Who Discovered Neurotransmitters and How do they transmit nerve impulses between individual neuron fibers?

Like cracking the genetic code, like the creation of the atomic bomb, the discovery of how the brain’s system of neurons communicates is one of the fundamental science developments of the twentieth century.

Nerves signal sensations to the brain; the brain flashes back commands to muscles and organs through nerves. But how? Otto Loewi’s discovery of neurotransmitters (the chemicals that make this communication possible) revolutionized the way scientists think about the brain and even what it means to be human. Neurotransmitters control memory, learning, thinking, behavior, sleep, movement, and all sensory functions. This discovery was one of the keys to understanding brain function and brain organization.

In 1888 German anatomist Heinrich Walder-Hartz was the first to propose that the nervous system was a separate network of cells. He named these nerve fibers neurons. He concluded that the ends of individual nerve cells approached each other closely, but didn’t actually touch. In 1893 Italian scientist Camillo Colgi used a new method for staining cells that brought out exceptionally fine detail under a microscope and proved that Walder-Hartz was correct.

Walder-Hartz’s discovery, however, created a scientific controversy. If neurons didn’t actually touch, how did they communicate? Some scientists argued that signals had to be sent electrically, since electrical currents existed in the brain. Some argued that nerve signals had to be sent chemically since there were no solid electrical connections between individual neurons. Neither side could prove its position.

Otto Loewi was born in Frankfurt, Germany, in 1873. He wanted to become an art historian but buckled under family pressure and agreed to attend medical school. After barely passing his medical examination, Loewi worked in the City Hospital in Frankfurt. However, he became depressed by the countless deaths and great suffering of tuberculosis and pneumonia patients left to die in crowded hospital wards because there was no therapy for them.

Loewi quit medical practice and turned to pharmacological research (the study of drugs and their effects on human organs). Over the next 25 years (1895 to 1920) he studied how different human organs responded to electrical and chemical stimuli. His papers reported on many human organs including the kidney, pancreas, liver, and brain.

By 1920 Loewi was focusing much of his attention on nerves. He was convinced that chemicals carried signals from one nerve fiber to the next. But, like other researchers, he couldn’t prove it.

Loewi later said that the answer came to him in a dream. It was the night before Easter Sunday, 1921. Loewi woke up with a start around midnight and scribbled notes about the dream’s idea. The next morning he was unable to read his scrawled notes. Nor could he remember what the dream had been about. All he could remember was that the notes and the dream were critical.

The next night he awoke at 3:00 A.M. from the same dream, remembering it clearly. He didn’t dare go back to sleep. He rose and drove to his lab, where he performed the simple experiment from his dream, an experiment that has become famous.
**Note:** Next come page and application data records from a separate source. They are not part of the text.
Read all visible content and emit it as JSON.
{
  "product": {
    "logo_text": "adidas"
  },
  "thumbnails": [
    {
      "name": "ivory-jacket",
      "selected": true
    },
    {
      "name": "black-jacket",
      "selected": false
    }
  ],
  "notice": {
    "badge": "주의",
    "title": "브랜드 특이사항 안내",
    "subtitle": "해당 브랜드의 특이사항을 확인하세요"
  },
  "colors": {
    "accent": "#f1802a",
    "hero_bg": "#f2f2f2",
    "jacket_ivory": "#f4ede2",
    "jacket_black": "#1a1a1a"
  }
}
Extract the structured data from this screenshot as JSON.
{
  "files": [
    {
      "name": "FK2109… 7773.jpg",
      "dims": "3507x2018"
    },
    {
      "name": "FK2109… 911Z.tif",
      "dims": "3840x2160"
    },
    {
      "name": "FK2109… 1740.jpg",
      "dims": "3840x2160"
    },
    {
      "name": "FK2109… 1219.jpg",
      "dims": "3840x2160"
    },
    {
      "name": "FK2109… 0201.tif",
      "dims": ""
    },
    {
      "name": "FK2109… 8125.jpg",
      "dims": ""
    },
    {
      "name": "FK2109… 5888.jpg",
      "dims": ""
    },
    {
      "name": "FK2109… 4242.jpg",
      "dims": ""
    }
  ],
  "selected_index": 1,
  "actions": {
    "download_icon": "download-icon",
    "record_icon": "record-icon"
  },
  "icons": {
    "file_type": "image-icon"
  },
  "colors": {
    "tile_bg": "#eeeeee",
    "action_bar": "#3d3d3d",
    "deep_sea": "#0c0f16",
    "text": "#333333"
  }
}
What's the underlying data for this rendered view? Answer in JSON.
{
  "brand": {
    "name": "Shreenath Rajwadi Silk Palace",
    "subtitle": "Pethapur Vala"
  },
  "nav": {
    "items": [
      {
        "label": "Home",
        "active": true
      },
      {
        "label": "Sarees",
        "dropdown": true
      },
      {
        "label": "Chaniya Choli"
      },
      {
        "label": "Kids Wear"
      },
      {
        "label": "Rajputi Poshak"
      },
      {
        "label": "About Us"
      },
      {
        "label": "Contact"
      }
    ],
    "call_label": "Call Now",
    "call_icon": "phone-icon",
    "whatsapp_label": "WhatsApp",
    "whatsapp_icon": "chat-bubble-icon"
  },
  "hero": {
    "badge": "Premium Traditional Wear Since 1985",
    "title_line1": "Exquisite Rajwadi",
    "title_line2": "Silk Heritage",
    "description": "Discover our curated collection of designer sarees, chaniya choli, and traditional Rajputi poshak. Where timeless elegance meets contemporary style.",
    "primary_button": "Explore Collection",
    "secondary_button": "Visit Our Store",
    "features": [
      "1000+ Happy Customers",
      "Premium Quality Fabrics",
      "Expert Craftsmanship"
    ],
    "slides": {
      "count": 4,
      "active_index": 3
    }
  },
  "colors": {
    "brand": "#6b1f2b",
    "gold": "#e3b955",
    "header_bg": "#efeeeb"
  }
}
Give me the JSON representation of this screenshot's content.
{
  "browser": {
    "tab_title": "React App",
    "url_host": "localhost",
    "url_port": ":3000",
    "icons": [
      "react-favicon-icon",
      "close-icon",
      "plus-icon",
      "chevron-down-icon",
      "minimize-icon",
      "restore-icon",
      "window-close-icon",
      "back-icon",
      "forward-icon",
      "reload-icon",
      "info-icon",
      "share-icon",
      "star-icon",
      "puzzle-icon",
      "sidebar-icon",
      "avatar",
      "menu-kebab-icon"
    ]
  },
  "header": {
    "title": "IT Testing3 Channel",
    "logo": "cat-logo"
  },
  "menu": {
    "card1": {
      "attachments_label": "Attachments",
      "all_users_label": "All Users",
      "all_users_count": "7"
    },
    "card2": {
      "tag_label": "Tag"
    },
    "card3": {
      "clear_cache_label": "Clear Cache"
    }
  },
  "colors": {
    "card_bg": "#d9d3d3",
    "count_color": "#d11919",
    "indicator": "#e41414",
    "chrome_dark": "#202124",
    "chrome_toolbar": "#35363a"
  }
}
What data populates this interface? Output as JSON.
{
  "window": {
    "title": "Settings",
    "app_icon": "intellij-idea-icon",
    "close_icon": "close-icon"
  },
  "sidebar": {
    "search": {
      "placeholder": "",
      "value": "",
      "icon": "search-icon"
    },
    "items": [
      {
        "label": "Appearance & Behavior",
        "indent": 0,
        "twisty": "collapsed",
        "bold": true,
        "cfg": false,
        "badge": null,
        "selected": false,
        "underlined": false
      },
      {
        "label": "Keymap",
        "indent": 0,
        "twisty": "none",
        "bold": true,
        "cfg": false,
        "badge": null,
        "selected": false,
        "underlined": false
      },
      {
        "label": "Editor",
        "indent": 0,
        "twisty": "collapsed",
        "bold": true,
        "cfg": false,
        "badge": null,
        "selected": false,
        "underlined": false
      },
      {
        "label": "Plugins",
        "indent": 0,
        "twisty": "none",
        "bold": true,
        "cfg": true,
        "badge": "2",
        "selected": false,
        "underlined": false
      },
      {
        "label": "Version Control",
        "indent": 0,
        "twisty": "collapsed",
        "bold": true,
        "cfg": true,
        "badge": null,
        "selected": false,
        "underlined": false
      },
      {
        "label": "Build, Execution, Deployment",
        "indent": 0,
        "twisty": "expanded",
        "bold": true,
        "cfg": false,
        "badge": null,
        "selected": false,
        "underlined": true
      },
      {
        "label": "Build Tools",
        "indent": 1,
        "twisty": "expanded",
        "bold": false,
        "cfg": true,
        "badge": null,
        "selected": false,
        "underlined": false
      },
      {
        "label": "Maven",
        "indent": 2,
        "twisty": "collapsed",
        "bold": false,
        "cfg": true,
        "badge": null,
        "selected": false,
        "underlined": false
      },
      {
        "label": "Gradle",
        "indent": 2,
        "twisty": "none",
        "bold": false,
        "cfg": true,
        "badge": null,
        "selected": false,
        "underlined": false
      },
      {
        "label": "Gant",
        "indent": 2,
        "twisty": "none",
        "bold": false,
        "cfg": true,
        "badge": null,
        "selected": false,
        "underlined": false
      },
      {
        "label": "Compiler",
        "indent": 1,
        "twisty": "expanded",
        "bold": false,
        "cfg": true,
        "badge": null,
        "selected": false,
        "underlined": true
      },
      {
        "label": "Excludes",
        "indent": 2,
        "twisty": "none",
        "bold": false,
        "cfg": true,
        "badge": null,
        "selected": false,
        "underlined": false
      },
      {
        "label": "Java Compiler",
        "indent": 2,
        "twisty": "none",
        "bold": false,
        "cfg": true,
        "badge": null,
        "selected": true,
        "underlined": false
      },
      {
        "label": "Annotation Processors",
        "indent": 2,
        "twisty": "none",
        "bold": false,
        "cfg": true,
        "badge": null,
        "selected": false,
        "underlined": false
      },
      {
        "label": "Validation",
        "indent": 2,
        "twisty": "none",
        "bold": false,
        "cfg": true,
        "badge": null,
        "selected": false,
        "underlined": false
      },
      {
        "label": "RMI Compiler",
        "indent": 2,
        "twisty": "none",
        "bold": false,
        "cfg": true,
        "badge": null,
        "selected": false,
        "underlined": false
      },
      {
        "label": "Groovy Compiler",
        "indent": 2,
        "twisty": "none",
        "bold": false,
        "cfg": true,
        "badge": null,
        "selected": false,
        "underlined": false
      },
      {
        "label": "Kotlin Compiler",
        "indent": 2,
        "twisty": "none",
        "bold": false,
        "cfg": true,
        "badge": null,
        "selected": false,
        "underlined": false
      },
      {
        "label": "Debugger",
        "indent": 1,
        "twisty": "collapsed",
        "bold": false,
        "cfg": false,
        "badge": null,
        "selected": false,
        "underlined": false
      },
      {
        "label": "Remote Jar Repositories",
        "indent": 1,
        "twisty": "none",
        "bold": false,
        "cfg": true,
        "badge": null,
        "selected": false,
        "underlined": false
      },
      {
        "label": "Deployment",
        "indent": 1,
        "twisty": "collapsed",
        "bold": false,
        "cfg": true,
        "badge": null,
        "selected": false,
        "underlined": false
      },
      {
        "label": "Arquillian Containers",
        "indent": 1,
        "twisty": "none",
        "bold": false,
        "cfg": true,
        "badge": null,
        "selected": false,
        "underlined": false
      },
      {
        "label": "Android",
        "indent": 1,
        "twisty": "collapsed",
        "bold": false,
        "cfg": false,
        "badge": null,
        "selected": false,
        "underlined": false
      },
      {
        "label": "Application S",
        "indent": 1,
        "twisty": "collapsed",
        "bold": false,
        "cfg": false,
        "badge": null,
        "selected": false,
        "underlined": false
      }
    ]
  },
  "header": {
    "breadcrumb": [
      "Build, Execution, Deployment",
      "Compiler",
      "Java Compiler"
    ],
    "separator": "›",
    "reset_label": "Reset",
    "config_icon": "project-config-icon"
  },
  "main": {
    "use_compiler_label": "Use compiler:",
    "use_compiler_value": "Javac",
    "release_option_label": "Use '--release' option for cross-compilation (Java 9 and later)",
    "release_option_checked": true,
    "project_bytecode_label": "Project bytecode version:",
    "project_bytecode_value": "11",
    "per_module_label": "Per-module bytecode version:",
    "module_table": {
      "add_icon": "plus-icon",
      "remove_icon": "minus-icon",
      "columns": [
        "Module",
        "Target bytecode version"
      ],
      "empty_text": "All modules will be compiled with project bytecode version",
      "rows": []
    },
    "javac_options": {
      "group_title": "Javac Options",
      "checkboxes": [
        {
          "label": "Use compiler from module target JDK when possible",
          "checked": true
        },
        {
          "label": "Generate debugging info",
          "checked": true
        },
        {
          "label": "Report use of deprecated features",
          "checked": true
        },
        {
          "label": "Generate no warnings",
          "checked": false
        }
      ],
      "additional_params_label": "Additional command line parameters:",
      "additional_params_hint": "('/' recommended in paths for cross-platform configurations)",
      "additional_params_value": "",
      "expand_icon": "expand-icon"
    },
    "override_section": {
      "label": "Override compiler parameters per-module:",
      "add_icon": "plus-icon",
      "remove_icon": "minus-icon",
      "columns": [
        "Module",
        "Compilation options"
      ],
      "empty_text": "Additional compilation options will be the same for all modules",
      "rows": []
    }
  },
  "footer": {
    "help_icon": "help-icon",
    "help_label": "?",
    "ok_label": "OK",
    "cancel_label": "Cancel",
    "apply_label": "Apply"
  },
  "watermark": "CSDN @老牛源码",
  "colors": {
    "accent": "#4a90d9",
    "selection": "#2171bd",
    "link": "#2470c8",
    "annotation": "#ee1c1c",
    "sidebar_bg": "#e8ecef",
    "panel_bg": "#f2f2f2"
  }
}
Loewi surgically removed the still-beating hearts from two frogs and placed each in its own container of saline (salt) solution. He left the autonomic nerve (the Vagus nerve) attached to heart number one, but not to the second heart. When he applied a tiny electrical current to heart number 1’s Vagus nerve, the heart slowed down. When he then allowed some saline solution from container 1 to flow into container 2, the second heart slowed down to match the slower rate of the first heart.

Electricity could not have affected the second heart. It had to be some chemical released into the saline solution by heart 1’s Vagus nerve that then communicated with and controlled heart 2. Loewi had proved that nerve cells communicate with chemicals. Loewi called this chemical vagusstoff.

A friend of Loewi’s, Englishman Henry Dale, was the first to isolate and decode this chemical’s structure, which we now call acetylcholine. Dale coined the name neurotransmitters for this group of chemicals that nerves use for communication.

The longest nerve cell in your body, the sciatic nerve, runs from your lower spine to your foot, roughly two to three feet in length.